Numbers (Photo credit: Jon Matthies)
Some contractors and subcontractors working on U.S. Government (USG) projects discover too late that numbers quoted in the solicitation or contract were bad estimates. Worse, a contractor in that situation may have relied on those numbers being accurate, with this reliance turning out to cause the contractor to lose money.
For example, a contractor relying on contract numbers that are overestimated may over-order supplies, and overspend on personnel and facility costs, only to learn later that such extra expenses were wasted because the scope or volume of the contract turned out to be far less than the estimates originally given. Worst of all, a contractor or subcontractor in this position may learn that the other party (USG or prime contractor) had known, or had good reason to know, that the numbers were inaccurate from the first day.

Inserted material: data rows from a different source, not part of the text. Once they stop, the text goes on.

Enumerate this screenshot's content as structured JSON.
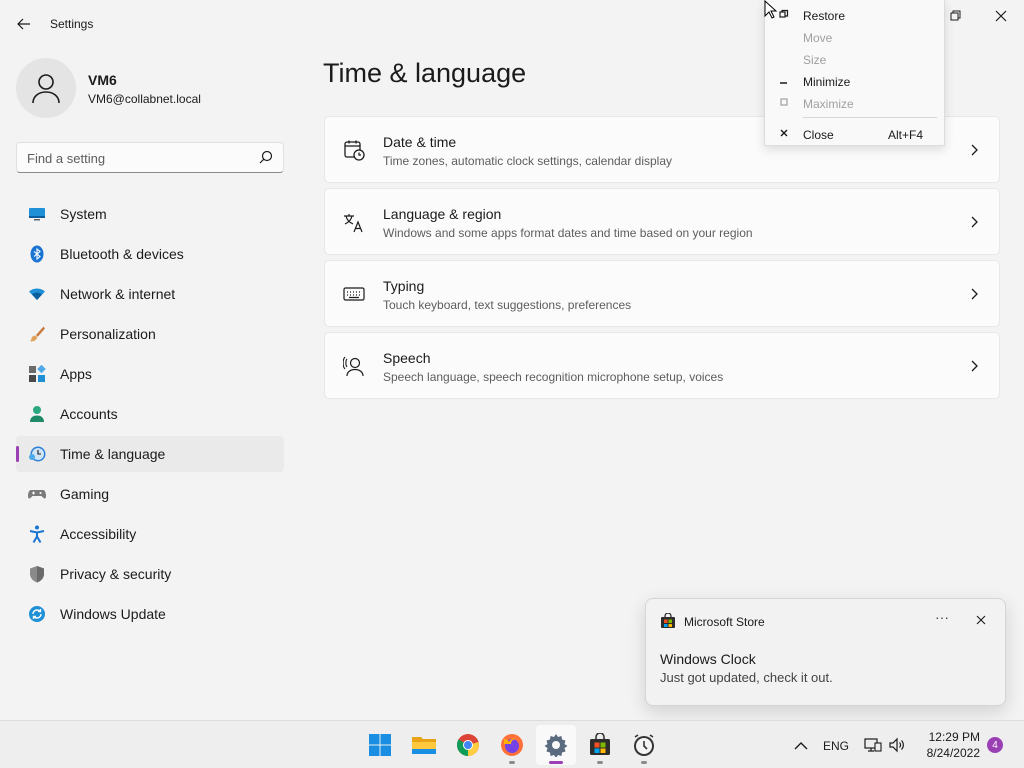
{
  "window": {
    "title": "Settings",
    "back_icon": "back-arrow-icon",
    "restore_icon": "restore-icon",
    "close_icon": "close-icon"
  },
  "profile": {
    "name": "VM6",
    "email": "VM6@collabnet.local",
    "avatar_icon": "person-icon"
  },
  "search": {
    "placeholder": "Find a setting",
    "value": "",
    "icon": "search-icon"
  },
  "nav": {
    "items": [
      {
        "label": "System",
        "icon": "system-icon",
        "active": false
      },
      {
        "label": "Bluetooth & devices",
        "icon": "bluetooth-icon",
        "active": false
      },
      {
        "label": "Network & internet",
        "icon": "wifi-icon",
        "active": false
      },
      {
        "label": "Personalization",
        "icon": "brush-icon",
        "active": false
      },
      {
        "label": "Apps",
        "icon": "apps-icon",
        "active": false
      },
      {
        "label": "Accounts",
        "icon": "accounts-icon",
        "active": false
      },
      {
        "label": "Time & language",
        "icon": "time-language-icon",
        "active": true
      },
      {
        "label": "Gaming",
        "icon": "gamepad-icon",
        "active": false
      },
      {
        "label": "Accessibility",
        "icon": "accessibility-icon",
        "active": false
      },
      {
        "label": "Privacy & security",
        "icon": "shield-icon",
        "active": false
      },
      {
        "label": "Windows Update",
        "icon": "update-icon",
        "active": false
      }
    ],
    "accent": "#9b3fb5"
  },
  "main": {
    "title": "Time & language",
    "cards": [
      {
        "title": "Date & time",
        "description": "Time zones, automatic clock settings, calendar display",
        "icon": "calendar-clock-icon"
      },
      {
        "title": "Language & region",
        "description": "Windows and some apps format dates and time based on your region",
        "icon": "language-icon"
      },
      {
        "title": "Typing",
        "description": "Touch keyboard, text suggestions, preferences",
        "icon": "keyboard-icon"
      },
      {
        "title": "Speech",
        "description": "Speech language, speech recognition microphone setup, voices",
        "icon": "speech-icon"
      }
    ]
  },
  "context_menu": {
    "items": [
      {
        "label": "Restore",
        "glyph": "restore-icon",
        "enabled": true,
        "shortcut": ""
      },
      {
        "label": "Move",
        "glyph": "",
        "enabled": false,
        "shortcut": ""
      },
      {
        "label": "Size",
        "glyph": "",
        "enabled": false,
        "shortcut": ""
      },
      {
        "label": "Minimize",
        "glyph": "minimize-icon",
        "enabled": true,
        "shortcut": ""
      },
      {
        "label": "Maximize",
        "glyph": "maximize-icon",
        "enabled": false,
        "shortcut": ""
      },
      {
        "label": "Close",
        "glyph": "close-icon",
        "enabled": true,
        "shortcut": "Alt+F4"
      }
    ]
  },
  "toast": {
    "app_name": "Microsoft Store",
    "more": "···",
    "title": "Windows Clock",
    "body": "Just got updated, check it out."
  },
  "taskbar": {
    "apps": [
      {
        "name": "Start",
        "icon": "windows-start-icon",
        "active": false,
        "running": false
      },
      {
        "name": "File Explorer",
        "icon": "folder-icon",
        "active": false,
        "running": false
      },
      {
        "name": "Google Chrome",
        "icon": "chrome-icon",
        "active": false,
        "running": false
      },
      {
        "name": "Firefox",
        "icon": "firefox-icon",
        "active": false,
        "running": true
      },
      {
        "name": "Settings",
        "icon": "settings-gear-icon",
        "active": true,
        "running": true
      },
      {
        "name": "Microsoft Store",
        "icon": "store-icon",
        "active": false,
        "running": true
      },
      {
        "name": "Windows Clock",
        "icon": "clock-icon",
        "active": false,
        "running": true
      }
    ],
    "tray": {
      "language": "ENG",
      "time": "12:29 PM",
      "date": "8/24/2022",
      "notification_count": "4"
    }
  }
}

If you find yourself in a bad-estimate situation like this, and you are a contractor on a USG project, you should know there are potential legal options, including a potential legal claim for having made a “negligent estimate” on your contract scope of work.
Read more of this post